Who doesn't love the convenience and crunch of sweet baby carrots? There is no peeling involved, typically no need for washing, and they're perfect for popping into a container for a healthy snack or lunch on the go. Carrots are certainly much healthier than a snack-size Snickers for satiating your hunger. They're also the perfect veggie for dipping into hummus and are ideal for making mini "not dogs" for vegan pigs in a blanket.

Most of us have heard that the vitamin A in carrots will improve our eyesight, but that's only scratching the surface of the dietary power of this crunchy vegetable. Carrots can also help protect against cancer, assist in lowering cholesterol, and are the perfect food if you're watching your weight due to their ability to make you feel full without adding a lot of calories to your diet (via WebMD).

Useful as they are, those mini baby carrots didn't exist until the 1980s. The story of how they came to be is fascinating, starting with a bright idea from a carrot farmer who didn't want his crop to go to waste.

A farmer's brilliant idea

Many people may think that baby carrots are simply an immature version of grown-up carrots. In reality, they are made from regular-sized carrots that have been cut, peeled, and shaped into their miniature size. The idea for producing baby carrots came from California farmer Mike Yurosek. The thrifty-minded Yurosek didn't want to dispose of all the unusually shaped or blemished carrots that wouldn't make it to produce shelves because of their imperfections. He discovered that a green bean cutting machine was perfect for shaping the ugly carrots into smaller uniform pieces, as USA Today reports. Thus, the baby carrot was born.

The first baby carrots appeared on the market in the mid-1980s. The concept was so popular that, by 1987, carrot sales had soared. Indeed, this tiny form is so popular that most carrots are now sold in baby form (via Washington Post).

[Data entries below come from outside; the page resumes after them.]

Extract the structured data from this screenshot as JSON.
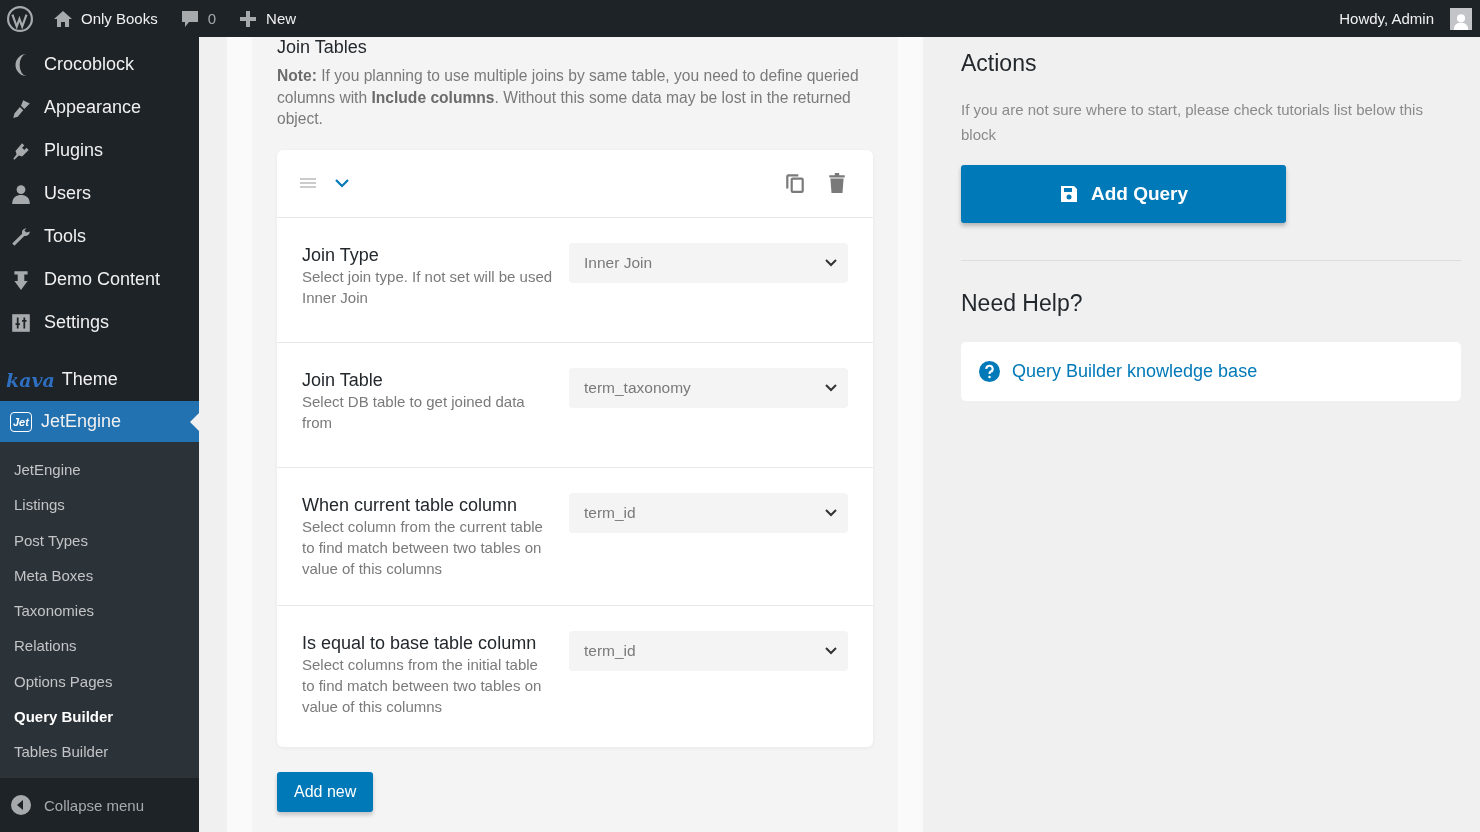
{
  "admin_bar": {
    "site_name": "Only Books",
    "comments_count": "0",
    "new_label": "New",
    "greeting": "Howdy, Admin"
  },
  "sidebar": {
    "items": [
      {
        "label": "Crocoblock",
        "selected": false
      },
      {
        "label": "Appearance",
        "selected": false
      },
      {
        "label": "Plugins",
        "selected": false
      },
      {
        "label": "Users",
        "selected": false
      },
      {
        "label": "Tools",
        "selected": false
      },
      {
        "label": "Demo Content",
        "selected": false
      },
      {
        "label": "Settings",
        "selected": false
      },
      {
        "label": "Theme",
        "logo_text": "kava",
        "selected": false
      },
      {
        "label": "JetEngine",
        "logo_text": "Jet",
        "selected": true
      }
    ],
    "submenu": [
      {
        "label": "JetEngine",
        "selected": false
      },
      {
        "label": "Listings",
        "selected": false
      },
      {
        "label": "Post Types",
        "selected": false
      },
      {
        "label": "Meta Boxes",
        "selected": false
      },
      {
        "label": "Taxonomies",
        "selected": false
      },
      {
        "label": "Relations",
        "selected": false
      },
      {
        "label": "Options Pages",
        "selected": false
      },
      {
        "label": "Query Builder",
        "selected": true
      },
      {
        "label": "Tables Builder",
        "selected": false
      }
    ],
    "collapse_label": "Collapse menu"
  },
  "join_tables": {
    "title": "Join Tables",
    "note": "**Note:** If you planning to use multiple joins by same table, you need to define queried columns with **Include columns**. Without this some data may be lost in the returned object.",
    "expanded": true,
    "fields": [
      {
        "label": "Join Type",
        "description": "Select join type. If not set will be used Inner Join",
        "value": "Inner Join"
      },
      {
        "label": "Join Table",
        "description": "Select DB table to get joined data from",
        "value": "term_taxonomy"
      },
      {
        "label": "When current table column",
        "description": "Select column from the current table to find match between two tables on value of this columns",
        "value": "term_id"
      },
      {
        "label": "Is equal to base table column",
        "description": "Select columns from the initial table to find match between two tables on value of this columns",
        "value": "term_id"
      }
    ],
    "add_button": "Add new"
  },
  "actions": {
    "title": "Actions",
    "text": "If you are not sure where to start, please check tutorials list below this block",
    "button": "Add Query"
  },
  "help": {
    "title": "Need Help?",
    "link": "Query Builder knowledge base"
  }
}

Making baby carrots is much more efficient today than when Mike Yurosek first came up with the idea. Carrot processors use one machine for slicing and another for peeling and rounding the ends of the carrots. Any leftover scraps get turned into animal feed, so practically none of the root veggies gets wasted (via Insider).

Mother Nature's nutrition bullets

You may have seen white patches or spots on your baby carrots and wondered if they were safe to eat. The white color occurs because the carrots don't have a protective peel to keep them from drying out. Even if they're not visually perfect, those carrots are completely safe to eat, according to the University of Missouri's Nutrition Busters.

Wild claims have circulated claiming that producers of baby carrots wash them in pesticides or chlorine, but those accusations are simply false. Baby carrots are washed in chlorinated water to kill any dangerous microbes, but the washing solution is entirely harmless, as USA Today reports.

Regular-size carrots may have some health benefits over their petite counterparts, but only if they are left unpeeled. A significant portion of the veggie's fiber is contained in the peel, and lots of free-radical fighting antioxidants are in the skin, too (via Healthline). However, the best vegetable for your body is the one you'll eat. So, if the convenience of baby carrots means you'll eat more of Mother Nature's nutrition bullets, then keep on crunching.